“Most people are trying to do the best they can. Be tolerant. If you can’t be tolerate, then be silent.”
This applies to all facets of our lives, irrespective of any health diagnosis.
Thanks for this insight, Stan.
Although it’s such a simple lesson; it took me 60 years to learn it.
Outstanding as always, dear Stan ~ and well worth sharing, as I intend to do. Thank you for sharing so openly and so honestly what others need to know. Your writing is a gift.
Thank you Mary,
It’s words like yours that keeps me going.
Thank you for posting this very personal insight into your experience.
In the hustle and bustle of life, it is very important to take time to slow down and appreciate each other… And keep in mind that Oscar the grouch from the muppets remains lovable…. Even at his worst. Very touching post, Stan.
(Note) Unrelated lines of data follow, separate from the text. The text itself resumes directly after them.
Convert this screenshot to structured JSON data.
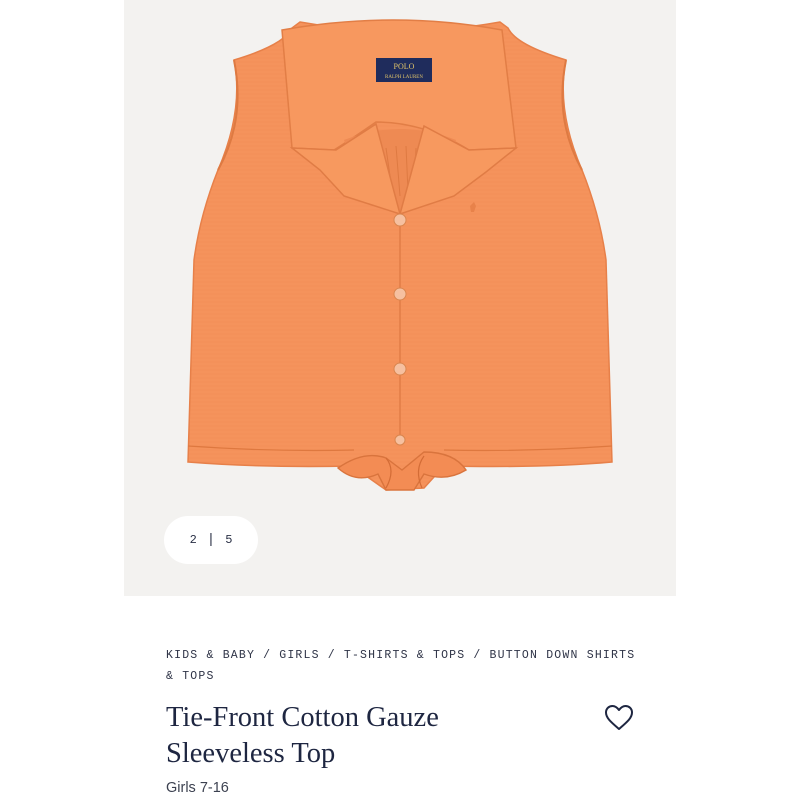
{
  "gallery": {
    "current_index": "2",
    "separator": "|",
    "total": "5",
    "logo": {
      "line1": "POLO",
      "line2": "RALPH LAUREN"
    }
  },
  "breadcrumb": {
    "items": [
      "KIDS & BABY",
      "GIRLS",
      "T-SHIRTS & TOPS",
      "BUTTON DOWN SHIRTS & TOPS"
    ],
    "separator": "/"
  },
  "product": {
    "title": "Tie-Front Cotton Gauze Sleeveless Top",
    "size_range": "Girls 7-16"
  },
  "colors": {
    "garment": "#f5935c",
    "garment_shadow": "#e07c45",
    "gallery_bg": "#f3f2f0",
    "text_navy": "#1e2641"
  },
  "icons": {
    "favorite": "heart-outline-icon"
  }
}
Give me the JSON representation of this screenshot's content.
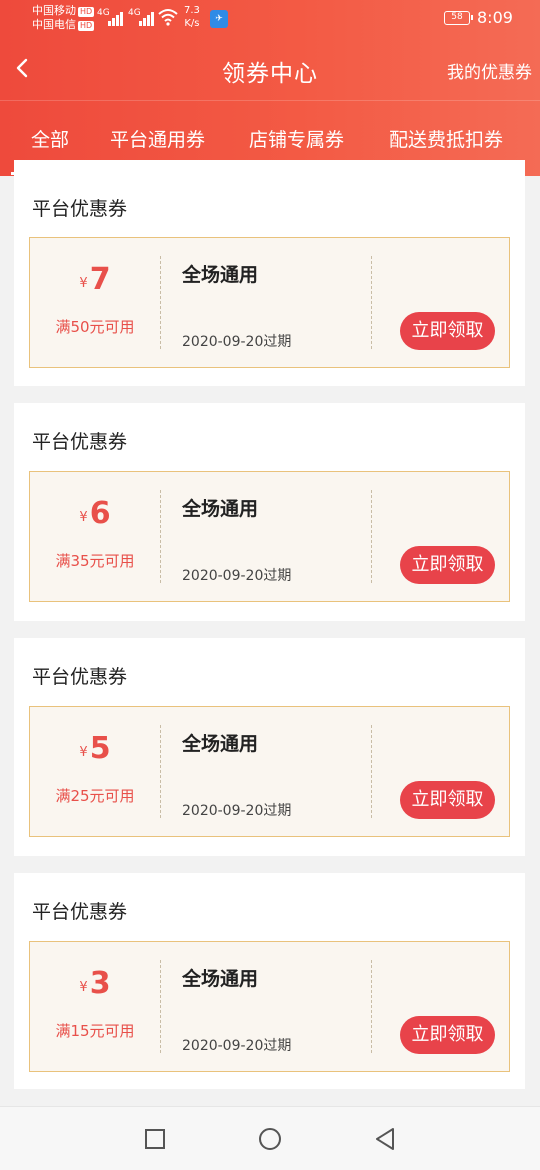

Thanks for your kind words Cathy. I’m never concerned about revealing something personal if I think there’s a lesson others can learn from it.